#### Problem to solve:
Scan the records and identify every line in which the string "Public" occurs, then return those lines.

---------------

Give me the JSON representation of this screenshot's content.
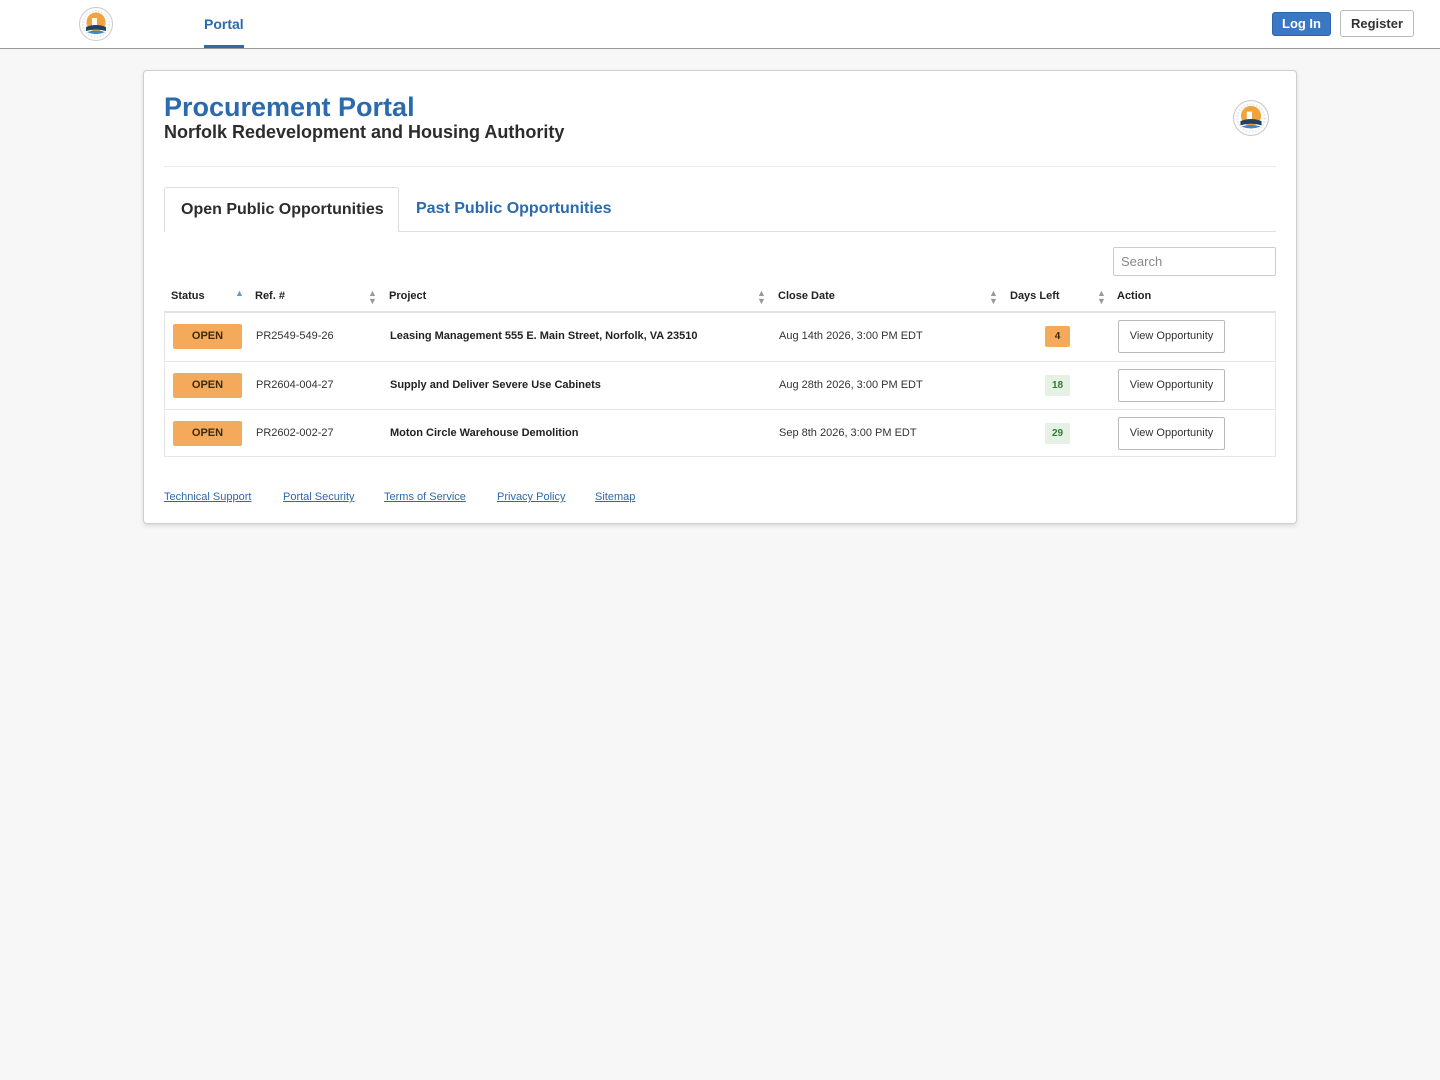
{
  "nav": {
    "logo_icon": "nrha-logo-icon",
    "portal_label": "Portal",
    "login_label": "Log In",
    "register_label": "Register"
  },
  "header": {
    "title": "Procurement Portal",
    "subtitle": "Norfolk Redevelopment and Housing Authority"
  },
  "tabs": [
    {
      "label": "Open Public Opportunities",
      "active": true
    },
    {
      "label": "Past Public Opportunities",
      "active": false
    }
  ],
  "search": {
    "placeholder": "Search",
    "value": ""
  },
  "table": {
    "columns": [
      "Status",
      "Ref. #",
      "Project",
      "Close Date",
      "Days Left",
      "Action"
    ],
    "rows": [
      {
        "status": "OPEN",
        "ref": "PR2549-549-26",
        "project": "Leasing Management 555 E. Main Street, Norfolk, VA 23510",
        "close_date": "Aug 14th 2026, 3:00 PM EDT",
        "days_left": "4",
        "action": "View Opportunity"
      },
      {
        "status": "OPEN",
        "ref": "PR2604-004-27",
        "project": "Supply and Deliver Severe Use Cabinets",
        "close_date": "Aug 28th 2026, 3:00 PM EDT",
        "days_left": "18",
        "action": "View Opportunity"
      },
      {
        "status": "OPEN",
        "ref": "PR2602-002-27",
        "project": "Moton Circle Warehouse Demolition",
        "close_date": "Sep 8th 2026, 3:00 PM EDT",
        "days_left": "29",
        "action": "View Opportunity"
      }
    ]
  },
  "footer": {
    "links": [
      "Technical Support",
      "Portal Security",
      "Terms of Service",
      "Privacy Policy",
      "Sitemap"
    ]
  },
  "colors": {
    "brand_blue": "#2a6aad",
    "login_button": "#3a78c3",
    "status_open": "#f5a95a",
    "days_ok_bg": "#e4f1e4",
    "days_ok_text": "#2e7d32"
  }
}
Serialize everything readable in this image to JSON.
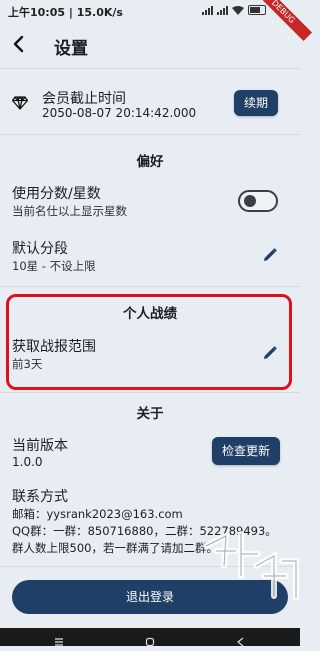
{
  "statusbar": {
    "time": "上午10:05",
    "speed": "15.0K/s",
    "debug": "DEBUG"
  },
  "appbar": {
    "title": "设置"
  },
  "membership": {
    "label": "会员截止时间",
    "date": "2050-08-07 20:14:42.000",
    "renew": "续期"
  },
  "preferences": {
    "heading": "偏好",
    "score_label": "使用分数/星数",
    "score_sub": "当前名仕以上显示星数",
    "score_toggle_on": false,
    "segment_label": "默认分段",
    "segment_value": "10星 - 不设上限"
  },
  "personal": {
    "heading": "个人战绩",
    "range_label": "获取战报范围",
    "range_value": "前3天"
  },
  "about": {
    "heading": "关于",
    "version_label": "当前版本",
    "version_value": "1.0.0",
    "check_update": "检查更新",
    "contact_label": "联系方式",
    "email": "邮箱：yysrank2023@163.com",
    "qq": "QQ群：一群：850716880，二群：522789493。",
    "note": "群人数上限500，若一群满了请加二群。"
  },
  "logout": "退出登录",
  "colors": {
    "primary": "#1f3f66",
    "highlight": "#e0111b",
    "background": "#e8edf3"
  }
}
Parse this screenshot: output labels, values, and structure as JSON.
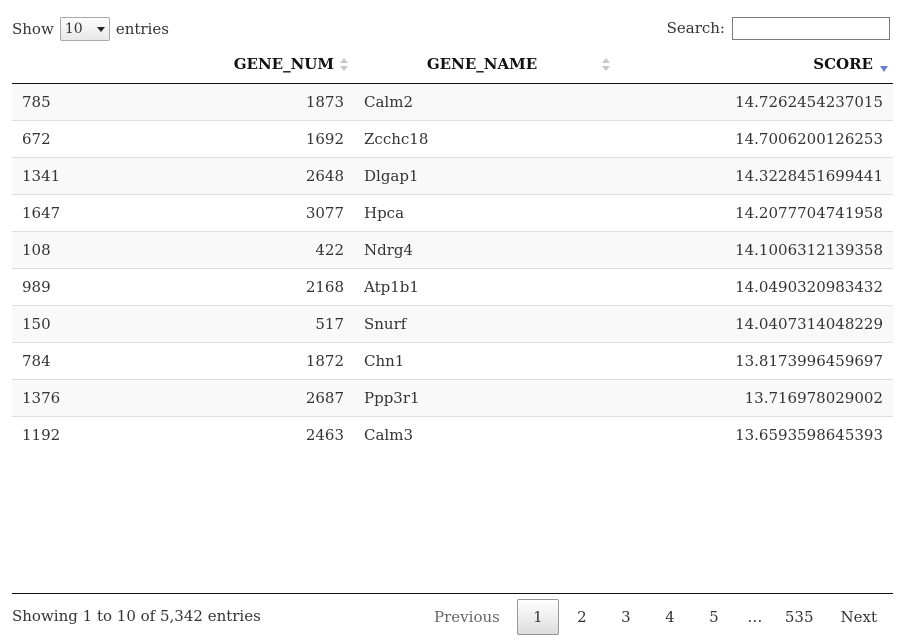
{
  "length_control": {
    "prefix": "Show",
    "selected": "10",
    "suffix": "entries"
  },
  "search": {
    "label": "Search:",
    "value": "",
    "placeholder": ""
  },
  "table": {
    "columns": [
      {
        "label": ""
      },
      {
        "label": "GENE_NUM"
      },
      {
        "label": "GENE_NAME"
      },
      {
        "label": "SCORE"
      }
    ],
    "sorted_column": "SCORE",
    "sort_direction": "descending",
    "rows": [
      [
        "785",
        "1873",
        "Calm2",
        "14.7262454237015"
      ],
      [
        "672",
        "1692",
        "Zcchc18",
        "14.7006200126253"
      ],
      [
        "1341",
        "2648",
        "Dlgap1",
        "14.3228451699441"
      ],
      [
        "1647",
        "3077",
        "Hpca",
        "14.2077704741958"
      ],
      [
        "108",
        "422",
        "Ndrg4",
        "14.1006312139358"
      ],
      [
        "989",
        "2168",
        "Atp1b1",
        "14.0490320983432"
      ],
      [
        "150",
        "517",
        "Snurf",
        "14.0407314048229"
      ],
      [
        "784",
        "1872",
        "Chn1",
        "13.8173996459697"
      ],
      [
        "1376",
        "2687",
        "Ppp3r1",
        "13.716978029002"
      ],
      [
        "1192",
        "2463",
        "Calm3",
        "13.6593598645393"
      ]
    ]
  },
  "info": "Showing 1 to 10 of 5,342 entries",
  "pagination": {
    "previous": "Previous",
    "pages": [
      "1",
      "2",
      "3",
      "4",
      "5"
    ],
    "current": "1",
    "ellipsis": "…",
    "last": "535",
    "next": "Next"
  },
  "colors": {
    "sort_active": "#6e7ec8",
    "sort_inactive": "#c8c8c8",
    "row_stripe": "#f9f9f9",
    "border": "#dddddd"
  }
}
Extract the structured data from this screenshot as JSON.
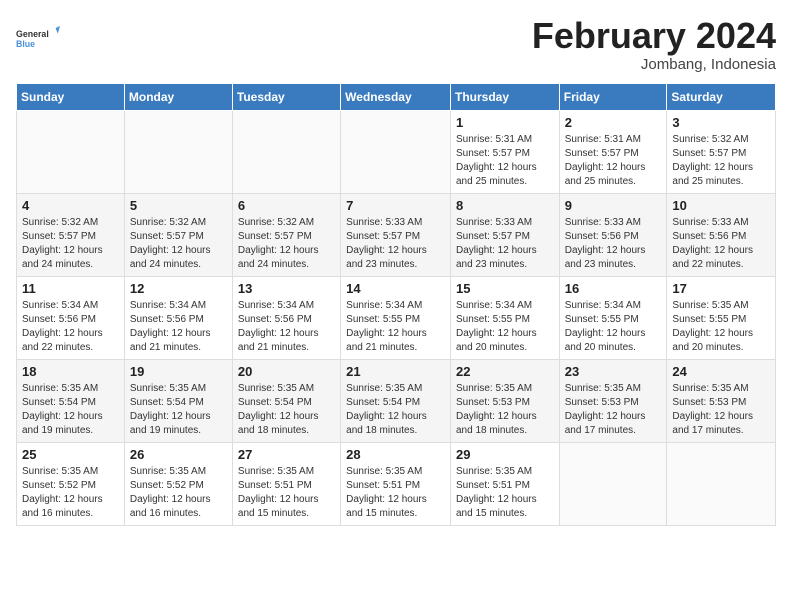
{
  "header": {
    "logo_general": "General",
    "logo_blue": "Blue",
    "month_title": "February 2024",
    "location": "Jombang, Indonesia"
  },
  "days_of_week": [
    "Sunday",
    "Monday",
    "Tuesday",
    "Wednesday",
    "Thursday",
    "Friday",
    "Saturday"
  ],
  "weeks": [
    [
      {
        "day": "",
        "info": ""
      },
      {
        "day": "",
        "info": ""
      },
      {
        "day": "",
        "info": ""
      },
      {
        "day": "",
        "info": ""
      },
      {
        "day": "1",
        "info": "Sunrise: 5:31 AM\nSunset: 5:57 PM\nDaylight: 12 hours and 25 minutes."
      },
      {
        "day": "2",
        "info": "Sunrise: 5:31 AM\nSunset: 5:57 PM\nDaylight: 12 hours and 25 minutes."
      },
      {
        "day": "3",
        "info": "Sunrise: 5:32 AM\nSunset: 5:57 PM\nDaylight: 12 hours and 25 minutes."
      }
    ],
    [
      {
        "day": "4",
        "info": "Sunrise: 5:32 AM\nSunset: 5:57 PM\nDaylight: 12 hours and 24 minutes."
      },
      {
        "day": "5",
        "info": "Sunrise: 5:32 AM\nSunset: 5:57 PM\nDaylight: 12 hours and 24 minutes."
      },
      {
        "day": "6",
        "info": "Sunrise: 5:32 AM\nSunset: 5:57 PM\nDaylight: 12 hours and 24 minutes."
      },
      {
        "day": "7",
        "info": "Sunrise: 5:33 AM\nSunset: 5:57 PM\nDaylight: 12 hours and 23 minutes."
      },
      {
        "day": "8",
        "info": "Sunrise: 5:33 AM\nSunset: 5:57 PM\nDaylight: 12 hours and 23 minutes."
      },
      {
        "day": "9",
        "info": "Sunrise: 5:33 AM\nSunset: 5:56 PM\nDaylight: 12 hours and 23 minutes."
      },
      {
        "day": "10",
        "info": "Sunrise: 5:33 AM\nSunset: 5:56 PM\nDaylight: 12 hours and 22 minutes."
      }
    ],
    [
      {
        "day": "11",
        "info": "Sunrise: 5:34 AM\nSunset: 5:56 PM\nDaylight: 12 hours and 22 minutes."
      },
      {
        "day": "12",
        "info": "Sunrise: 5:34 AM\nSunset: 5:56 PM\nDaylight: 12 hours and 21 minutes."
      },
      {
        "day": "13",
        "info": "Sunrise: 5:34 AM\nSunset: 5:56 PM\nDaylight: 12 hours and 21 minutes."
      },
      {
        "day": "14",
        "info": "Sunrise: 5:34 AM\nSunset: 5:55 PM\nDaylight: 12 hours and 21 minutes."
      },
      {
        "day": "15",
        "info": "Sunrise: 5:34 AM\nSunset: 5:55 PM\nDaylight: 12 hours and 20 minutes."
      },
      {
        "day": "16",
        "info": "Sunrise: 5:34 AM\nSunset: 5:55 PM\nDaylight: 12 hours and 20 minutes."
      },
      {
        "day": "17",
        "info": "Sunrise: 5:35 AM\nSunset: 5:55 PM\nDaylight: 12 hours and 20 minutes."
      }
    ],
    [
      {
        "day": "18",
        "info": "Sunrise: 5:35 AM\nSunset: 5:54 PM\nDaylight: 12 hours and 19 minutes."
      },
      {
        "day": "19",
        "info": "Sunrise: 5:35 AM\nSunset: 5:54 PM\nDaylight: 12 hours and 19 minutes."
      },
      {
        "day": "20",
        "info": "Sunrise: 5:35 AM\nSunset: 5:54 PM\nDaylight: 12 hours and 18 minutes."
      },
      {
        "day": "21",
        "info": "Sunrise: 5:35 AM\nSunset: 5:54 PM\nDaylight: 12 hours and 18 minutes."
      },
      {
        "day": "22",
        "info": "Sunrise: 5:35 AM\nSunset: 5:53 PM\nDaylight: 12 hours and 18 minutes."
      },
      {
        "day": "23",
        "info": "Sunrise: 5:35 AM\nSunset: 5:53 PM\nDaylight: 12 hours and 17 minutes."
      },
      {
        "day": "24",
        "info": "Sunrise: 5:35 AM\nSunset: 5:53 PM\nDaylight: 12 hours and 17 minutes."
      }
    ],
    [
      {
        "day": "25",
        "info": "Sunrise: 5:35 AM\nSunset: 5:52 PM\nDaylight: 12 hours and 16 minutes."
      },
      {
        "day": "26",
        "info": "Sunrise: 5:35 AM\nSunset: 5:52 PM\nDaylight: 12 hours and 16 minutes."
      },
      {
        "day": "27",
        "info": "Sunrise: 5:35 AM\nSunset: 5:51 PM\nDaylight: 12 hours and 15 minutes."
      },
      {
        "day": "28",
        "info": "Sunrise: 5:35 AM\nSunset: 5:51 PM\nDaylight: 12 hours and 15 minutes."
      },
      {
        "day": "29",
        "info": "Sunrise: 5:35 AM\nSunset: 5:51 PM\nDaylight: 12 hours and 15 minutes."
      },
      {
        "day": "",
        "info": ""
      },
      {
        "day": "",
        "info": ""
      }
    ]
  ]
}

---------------

#### Solution to this task:
      "label": "Open Public Opportunities",
      "label": "Past Public Opportunities",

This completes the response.